I got panicky and called Annette and Tommy. They returned and had prayer with him. Tommy told Archie to talk to God in his head. That God would hear him and forgive him for all of his sins. By this time all I could do was lay behind him on my bed and hold his hand and cry. He didn’t get any worse for an hour and I told them if they wanted they could go home. At 3:30 a.m. Archie had a seizure. The nurse brought more Ativan. I held his hand. At 5 a.m. the room got VERY cold and I sensed someone was there to take him home.
At 5:45 Thursday Archie stopped breathing and I hit the call button for the nurse. Everyone came running because at this point his legs were cold and stiff all the way up and his hands wer e cold. He’d quit squeezing my hand at midnight. We turned on the lights and gathered around him. His heart slowly gave out he died at 6:03 a.m. Annette, Tommy and Linc arrived soon after. I packed my bag, including the blue blanket that had covered him and cried all the way home.
I fulfilled my promise. He wasn't alone.
I decided at the last minute to say goodbye to Archie. We had 30 minutes alone at the mortuary. He was dressed in jeans and a tee shirt and would be buried by his father. I left before final prayer.
The road home is peaceful with only churches, farms and timberland. Suddenly something crossed the road in front of my car brought my attention back to my driving.
As I grew closer I saw it was a kitten. A very TINY kitten, oblivious to the dangers of the road. Every time I take this same route I see at least seven road-kills. I turned around and parked near an old barn. I looked down and couldn't believe my luck.

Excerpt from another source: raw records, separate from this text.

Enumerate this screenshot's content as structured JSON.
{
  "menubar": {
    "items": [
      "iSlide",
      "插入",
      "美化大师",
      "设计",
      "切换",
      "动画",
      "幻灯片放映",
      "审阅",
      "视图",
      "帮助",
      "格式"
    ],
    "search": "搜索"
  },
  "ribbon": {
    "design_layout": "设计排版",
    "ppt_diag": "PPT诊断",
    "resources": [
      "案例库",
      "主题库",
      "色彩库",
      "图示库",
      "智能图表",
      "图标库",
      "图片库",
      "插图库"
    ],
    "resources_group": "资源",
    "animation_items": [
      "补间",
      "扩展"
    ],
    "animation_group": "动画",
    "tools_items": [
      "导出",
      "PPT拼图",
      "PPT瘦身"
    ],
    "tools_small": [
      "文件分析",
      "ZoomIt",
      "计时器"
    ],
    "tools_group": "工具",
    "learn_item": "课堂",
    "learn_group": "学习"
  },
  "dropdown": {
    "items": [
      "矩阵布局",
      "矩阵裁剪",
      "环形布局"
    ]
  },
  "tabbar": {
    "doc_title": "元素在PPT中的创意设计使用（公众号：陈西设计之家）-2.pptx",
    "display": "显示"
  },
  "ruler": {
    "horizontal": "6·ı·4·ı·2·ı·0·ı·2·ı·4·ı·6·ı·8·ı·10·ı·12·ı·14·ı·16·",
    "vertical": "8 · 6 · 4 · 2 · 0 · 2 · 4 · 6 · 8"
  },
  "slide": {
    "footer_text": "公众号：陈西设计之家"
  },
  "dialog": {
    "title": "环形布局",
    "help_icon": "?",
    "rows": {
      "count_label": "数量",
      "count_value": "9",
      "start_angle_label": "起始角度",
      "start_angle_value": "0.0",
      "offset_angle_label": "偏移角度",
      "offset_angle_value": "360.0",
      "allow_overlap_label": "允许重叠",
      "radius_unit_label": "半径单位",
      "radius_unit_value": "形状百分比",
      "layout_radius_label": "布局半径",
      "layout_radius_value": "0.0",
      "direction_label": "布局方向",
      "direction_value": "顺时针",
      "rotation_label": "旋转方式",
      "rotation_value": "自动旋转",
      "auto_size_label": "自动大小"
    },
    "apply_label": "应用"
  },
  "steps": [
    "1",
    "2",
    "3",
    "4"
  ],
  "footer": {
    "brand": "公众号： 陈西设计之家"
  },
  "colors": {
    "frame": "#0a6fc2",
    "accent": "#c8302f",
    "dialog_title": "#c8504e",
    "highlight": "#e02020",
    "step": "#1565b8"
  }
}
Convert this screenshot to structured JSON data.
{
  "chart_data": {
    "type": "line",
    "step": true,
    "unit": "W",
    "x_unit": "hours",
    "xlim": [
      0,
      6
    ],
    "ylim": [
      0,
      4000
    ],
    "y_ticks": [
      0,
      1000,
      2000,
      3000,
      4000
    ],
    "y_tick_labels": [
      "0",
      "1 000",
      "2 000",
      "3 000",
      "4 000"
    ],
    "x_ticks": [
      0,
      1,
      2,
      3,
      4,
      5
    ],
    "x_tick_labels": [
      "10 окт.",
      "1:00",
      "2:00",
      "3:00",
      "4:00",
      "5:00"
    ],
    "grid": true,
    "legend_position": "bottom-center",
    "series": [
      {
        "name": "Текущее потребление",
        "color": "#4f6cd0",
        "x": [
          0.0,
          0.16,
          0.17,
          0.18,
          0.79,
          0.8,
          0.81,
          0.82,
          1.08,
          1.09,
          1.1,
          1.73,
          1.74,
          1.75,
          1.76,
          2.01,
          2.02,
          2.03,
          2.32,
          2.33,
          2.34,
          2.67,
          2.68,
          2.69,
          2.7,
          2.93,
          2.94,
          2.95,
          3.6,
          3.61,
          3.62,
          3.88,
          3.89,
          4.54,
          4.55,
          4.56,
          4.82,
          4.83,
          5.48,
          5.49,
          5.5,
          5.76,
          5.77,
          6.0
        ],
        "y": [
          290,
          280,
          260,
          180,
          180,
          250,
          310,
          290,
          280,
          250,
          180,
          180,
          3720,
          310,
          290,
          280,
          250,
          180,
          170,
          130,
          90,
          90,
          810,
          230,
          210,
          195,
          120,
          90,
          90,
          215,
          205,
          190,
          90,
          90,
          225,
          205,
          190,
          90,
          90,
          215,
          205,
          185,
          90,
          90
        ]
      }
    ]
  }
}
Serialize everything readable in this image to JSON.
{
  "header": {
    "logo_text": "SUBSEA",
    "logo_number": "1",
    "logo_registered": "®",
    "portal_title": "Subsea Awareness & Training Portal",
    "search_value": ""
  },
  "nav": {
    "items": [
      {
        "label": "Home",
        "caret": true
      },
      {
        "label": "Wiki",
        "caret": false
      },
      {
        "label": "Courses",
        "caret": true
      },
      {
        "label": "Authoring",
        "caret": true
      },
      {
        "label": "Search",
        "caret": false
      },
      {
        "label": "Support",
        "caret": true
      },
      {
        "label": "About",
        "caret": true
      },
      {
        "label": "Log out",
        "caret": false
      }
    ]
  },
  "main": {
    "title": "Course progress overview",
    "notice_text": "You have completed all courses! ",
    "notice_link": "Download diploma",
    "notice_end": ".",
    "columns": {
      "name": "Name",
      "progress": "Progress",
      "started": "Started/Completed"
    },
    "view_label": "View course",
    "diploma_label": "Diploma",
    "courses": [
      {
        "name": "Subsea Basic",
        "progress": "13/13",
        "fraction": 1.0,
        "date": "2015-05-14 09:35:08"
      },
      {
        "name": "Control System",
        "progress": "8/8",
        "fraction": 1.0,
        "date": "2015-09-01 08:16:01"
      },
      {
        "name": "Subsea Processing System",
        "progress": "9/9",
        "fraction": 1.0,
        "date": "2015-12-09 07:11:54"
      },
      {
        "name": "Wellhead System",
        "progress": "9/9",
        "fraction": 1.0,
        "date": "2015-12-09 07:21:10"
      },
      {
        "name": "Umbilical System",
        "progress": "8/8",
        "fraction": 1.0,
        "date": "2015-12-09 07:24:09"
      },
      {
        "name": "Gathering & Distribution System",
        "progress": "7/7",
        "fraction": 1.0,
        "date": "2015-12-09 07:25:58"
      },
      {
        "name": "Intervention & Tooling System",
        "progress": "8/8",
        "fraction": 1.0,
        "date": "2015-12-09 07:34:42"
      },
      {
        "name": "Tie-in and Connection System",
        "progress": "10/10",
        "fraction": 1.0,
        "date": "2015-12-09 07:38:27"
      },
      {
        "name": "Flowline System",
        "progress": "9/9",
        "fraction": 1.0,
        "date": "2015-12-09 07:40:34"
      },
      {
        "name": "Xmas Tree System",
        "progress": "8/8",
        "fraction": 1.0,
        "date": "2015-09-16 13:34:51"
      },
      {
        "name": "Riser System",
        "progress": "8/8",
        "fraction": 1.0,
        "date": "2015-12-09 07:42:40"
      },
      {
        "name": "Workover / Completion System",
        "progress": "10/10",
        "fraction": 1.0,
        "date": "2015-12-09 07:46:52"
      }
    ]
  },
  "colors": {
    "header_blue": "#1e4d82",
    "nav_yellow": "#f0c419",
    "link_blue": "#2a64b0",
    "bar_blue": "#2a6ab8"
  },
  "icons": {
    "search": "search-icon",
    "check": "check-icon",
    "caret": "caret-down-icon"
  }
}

The smallest kitten I've ever seen sat quietly at my feet. It looked at me and I looked at it and in one move I scooped it up. Keep in mind I was dealing with a feral kitten that should have been terrified. I was looking at my own custom ordered kitten. It was a long haired gray tabby with blue eyes that would eventually turn green.
My new baby sat in the passenger seat and later finished the ride in the floorboard of my car. When I was about ten minutes from home I called my daughter and gave her instructions to bring a pillowcase out to my car when I arrived. She couldn't believe I was bring home a baby kitten. My new kitty didn't try to escape. It was a boy and he was all fur and no cat. My thumb and index finger could meet around his belly.
I now believe there are no coincidences. I left the funeral home because Archie and God knew how to ease my grief. Against all odds Furby and I found each other.
Furby saved my life.